# TRY IT
In the listing, determine how many lines contain "link". The reply is that number alone.

# INPUT DATA
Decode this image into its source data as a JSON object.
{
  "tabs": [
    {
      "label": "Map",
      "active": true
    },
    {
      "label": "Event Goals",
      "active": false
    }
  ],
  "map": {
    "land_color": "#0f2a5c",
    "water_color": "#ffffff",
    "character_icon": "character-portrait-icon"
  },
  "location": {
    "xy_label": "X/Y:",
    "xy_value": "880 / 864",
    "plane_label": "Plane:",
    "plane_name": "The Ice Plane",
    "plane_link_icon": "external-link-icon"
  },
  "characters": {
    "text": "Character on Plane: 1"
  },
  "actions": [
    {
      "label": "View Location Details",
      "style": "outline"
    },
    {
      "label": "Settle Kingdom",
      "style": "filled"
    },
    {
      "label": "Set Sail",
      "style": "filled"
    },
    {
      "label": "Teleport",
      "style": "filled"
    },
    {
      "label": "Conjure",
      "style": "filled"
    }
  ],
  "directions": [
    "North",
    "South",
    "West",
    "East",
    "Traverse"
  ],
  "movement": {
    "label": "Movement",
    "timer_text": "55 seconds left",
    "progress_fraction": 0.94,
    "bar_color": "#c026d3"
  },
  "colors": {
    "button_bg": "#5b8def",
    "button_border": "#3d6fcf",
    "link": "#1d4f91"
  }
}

# WRITTEN RESPONSE
2